Learn how to plant and grow strawberries in your garden with this easy guide. Includes information on sun requirements, feeding, harvesting, and pests.


What soil is good for Strawberries?

Rich, well draining soil with plenty of compost mixed in. 


How much sun do Strawberries need?

Full sun to afternoon shade

Frost Tolerant

Are Strawberries frost tolerant?

Yes, however plants will go dormant in winter. 


How much space do Strawberries need?

Roughly 30cm apart 


When should I plant Strawberries?

Strawberries grow well in temperatures below 30°C. They are generally planted in autumn, however can also be planted whenever you see them in the nursery. 

Dig a hole 2-3 times the width of the root ball. The hole should allow the plant to sit at the same level in the soil as it was previously. Fill the hole with soil ensuring the crown of the plant, where roots and stem meet, is level with the soil surface. 

Plant out in the early morning or evening and/or on an overcast day. Avoid planting at peak sun times or on windy days, this will allow your plants to settle in comfortably and protect them from windburn and sunburn.  


What do I feed Strawberries?

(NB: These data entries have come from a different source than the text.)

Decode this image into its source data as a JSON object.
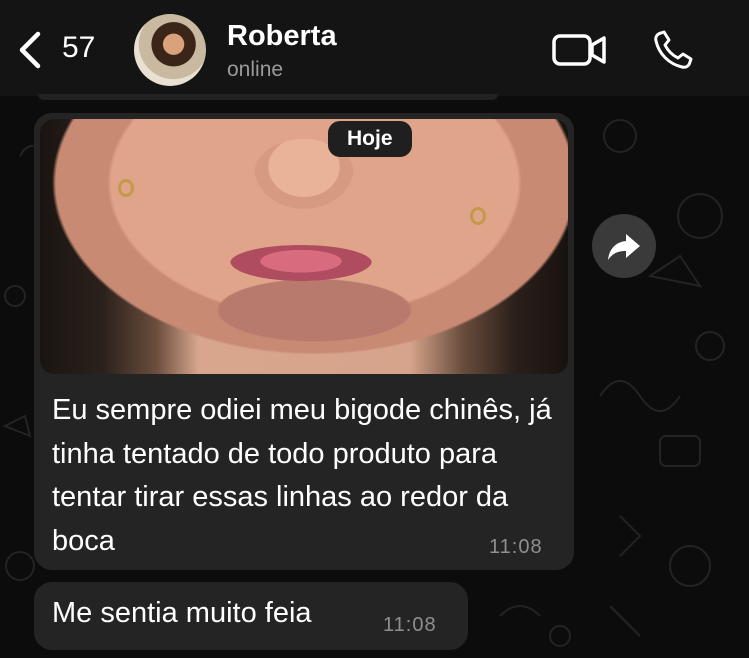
{
  "header": {
    "unread_count": "57",
    "contact_name": "Roberta",
    "status": "online"
  },
  "chat": {
    "date_divider": "Hoje",
    "messages": [
      {
        "type": "image-with-caption",
        "text": "Eu sempre odiei meu bigode chinês, já tinha tentado de todo produto para tentar tirar essas linhas ao redor da boca",
        "time": "11:08"
      },
      {
        "type": "text",
        "text": "Me sentia muito feia",
        "time": "11:08"
      }
    ]
  },
  "icons": {
    "back": "chevron-left-icon",
    "video": "video-camera-icon",
    "call": "phone-icon",
    "forward": "share-arrow-icon"
  }
}
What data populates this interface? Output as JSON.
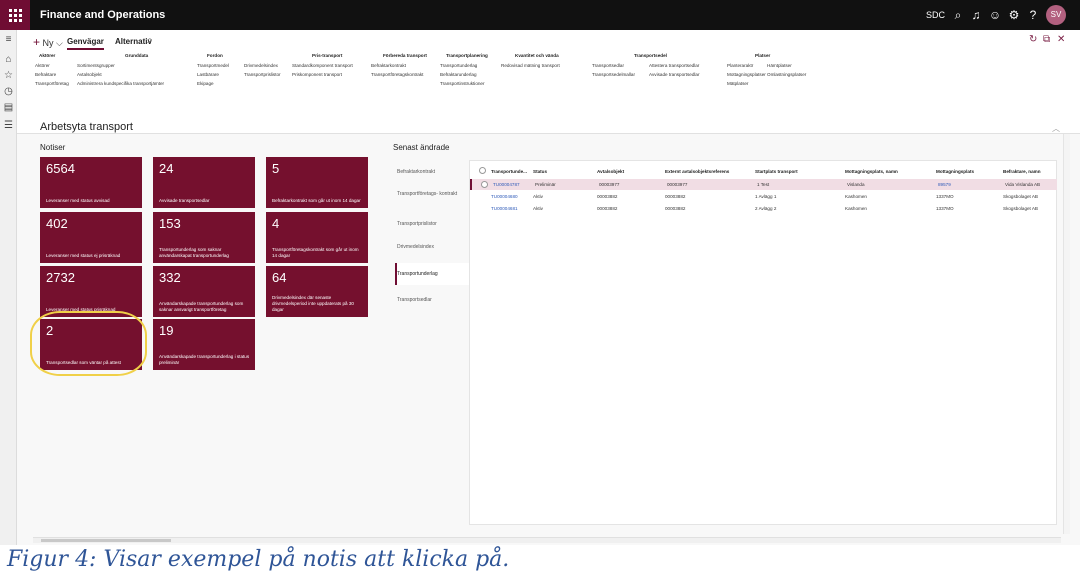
{
  "app": {
    "title": "Finance and Operations",
    "company": "SDC",
    "avatar_initials": "SV"
  },
  "action_pane": {
    "new_label": "Ny",
    "tabs": [
      "Genvägar",
      "Alternativ"
    ],
    "groups": [
      {
        "title": "Aktörer",
        "items": [
          "Aktörer",
          "Befraktare",
          "Transportföretag"
        ]
      },
      {
        "title": "Grunddata",
        "items": [
          "Sortimentsgrupper",
          "Avtalsobjekt",
          "Administrera kundspecifika transportjämter"
        ]
      },
      {
        "title": "Fordon",
        "items": [
          "Transportmedel",
          "Lastbärare",
          "Ekipage"
        ]
      },
      {
        "title": "",
        "items": [
          "Drivmedelsindex",
          "Transportprislistor"
        ]
      },
      {
        "title": "Pris-transport",
        "items": [
          "Standardkomponent transport",
          "Priskomponent transport"
        ]
      },
      {
        "title": "Förbereda transport",
        "items": [
          "Befraktarkontrakt",
          "Transportföretagskontrakt"
        ]
      },
      {
        "title": "Transportplanering",
        "items": [
          "Transportunderlag",
          "Befraktarunderlag",
          "Transportinstruktioner"
        ]
      },
      {
        "title": "Kvantitet och vända",
        "items": [
          "Redovisad mätning transport"
        ]
      },
      {
        "title": "Transportsedel",
        "items": [
          "Transportsedlar",
          "Transportsedelmallar"
        ]
      },
      {
        "title": "",
        "items": [
          "Attesterа transportsedlar",
          "Avvisade transportsedlar"
        ]
      },
      {
        "title": "Platser",
        "items": [
          "Planteraraktr",
          "Mottagningsplatser",
          "Mätplatser"
        ]
      },
      {
        "title": "",
        "items": [
          "Hämtplatser",
          "Omlastningsplatser"
        ]
      }
    ]
  },
  "workspace": {
    "title": "Arbetsyta transport",
    "notiser_label": "Notiser",
    "senast_label": "Senast ändrade"
  },
  "tiles": [
    {
      "value": "6564",
      "label": "Leveranser med status avvisad"
    },
    {
      "value": "24",
      "label": "Avvisade transportsedlar"
    },
    {
      "value": "5",
      "label": "Befraktarkontrakt som går ut inom 14 dagar"
    },
    {
      "value": "402",
      "label": "Leveranser med status ej prisräknad"
    },
    {
      "value": "153",
      "label": "Transportunderlag som saknar användarskapat transportunderlag"
    },
    {
      "value": "4",
      "label": "Transportföretagskontrakt som går ut inom 14 dagar"
    },
    {
      "value": "2732",
      "label": "Leveranser med status prisräknad"
    },
    {
      "value": "332",
      "label": "Användarskapade transportunderlag som saknar ansvarigt transportföretag"
    },
    {
      "value": "64",
      "label": "Drivmedelsindex där senaste drivmedelsperiod inte uppdaterats på 30 dagar"
    },
    {
      "value": "2",
      "label": "Transportsedlar som väntar på attest"
    },
    {
      "value": "19",
      "label": "Användarskapade transportunderlag i status preliminär"
    }
  ],
  "recent_tabs": [
    "Befraktarkontrakt",
    "Transportföretags- kontrakt",
    "Transportprislistor",
    "Drivmedelsindex",
    "Transportunderlag",
    "Transportsedlar"
  ],
  "grid": {
    "headers": [
      "Transportunde...",
      "Status",
      "Avtalsobjekt",
      "Externt avtalsobjektsreferens",
      "Startplats transport",
      "Mottagningsplats, namn",
      "Mottagningsplats",
      "Befraktare, namn"
    ],
    "rows": [
      [
        "TU00004787",
        "Preliminär",
        "00003977",
        "00003977",
        "1 Test",
        "Vislanda",
        "89579",
        "Vida Vislanda AB"
      ],
      [
        "TU00004680",
        "Aktiv",
        "00003882",
        "00003882",
        "1 Avlägg 1",
        "Kashomen",
        "1337MO",
        "Skogsbolaget AB"
      ],
      [
        "TU00004681",
        "Aktiv",
        "00003882",
        "00003882",
        "2 Avlägg 2",
        "Kashomen",
        "1337MO",
        "Skogsbolaget AB"
      ]
    ]
  },
  "caption": "Figur 4: Visar exempel på notis att klicka på.",
  "colors": {
    "tile": "#75102e",
    "brand": "#6f0d33",
    "highlight": "#f0d048"
  }
}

Top-dress established plants with rich compost in autumn and early spring. Regularly apply an organic fertiliser and seaweed solution throughout the season. Water plants regularly and don't let the soil dry out, particularly when they are forming fruit. Water more frequently if growing in pots or hanging baskets. 


When can I harvest Strawberries?

Harvest fruit when red. 


What pests do Strawberries get?

Spider Mites, Aphids, Slugs, Snail, Thrips, Armyworm, Japanese Beetle, Weevils 


What diseases do Strawberries get?

Angular Leaf Spot, Leaf Scorch, Anthracnose, Gray Mold, Leaf Spot, Phomopsis Leaf Blight, Powdery Mildew, Red Stele, Rust, Weevil


Is there anything else I need to know about Strawberries?

Strawberries generally fall into 3 categories: June-bearing, Evergreen and Day-neutral.

-June-bearing plants commonly produce larger fruits over 3 weeks, typically in early summer or late spring, beginning the second year after planting.

-Evergreen varieties produce 2-3 crops of fruit per year. One in spring to early summer, another in mid summer (in cooler climates) and the final crop in late summer to early autumn. Fruiting begins the second year after planting.

-Day Neutral varieties will produce smaller fruit, however will continue producing as long as temperatures stay roughly between 2–30°C (35–86°F). Day Neutral varieties will produce in their first year.   

Strawberries will not flower or fruit if the temperature is too low or too high. Depending on your climate you may not actually be able to tell the difference between any of these three categories and the fruiting time may even change drastically depending on your location. 

Strawberry Runners: The long trailing vines growing from your strawberry plants are called 'runners', these runners are the plants way of multiplying. To maintain good fruit production it's best to trim off these runners to direct the plants energy into producing more fruit, rather than more plants. If you would like mores strawberry plants, you can allow these runners to root into the ground. Once they have rooted, you can snip the runner off from the main plant and either leave the new plant there, or move it to a different location. Using this method, you will have a continuous supply of strawberry plants. Strawberry plants tend to produce well for three years, after that it is best to replace the plants to maintain maximum fruit yield. 


How do I troubleshoot my growing problems?

Use straw, sugar cane mulch or plant in hanging baskets to prevent the fruit from coming into contact with the soil. Fruit that sits on bare soil is prone to fruit rot, mold and pest attacks. Protect the fruit from pests by using exclusion bags, such as organza bags.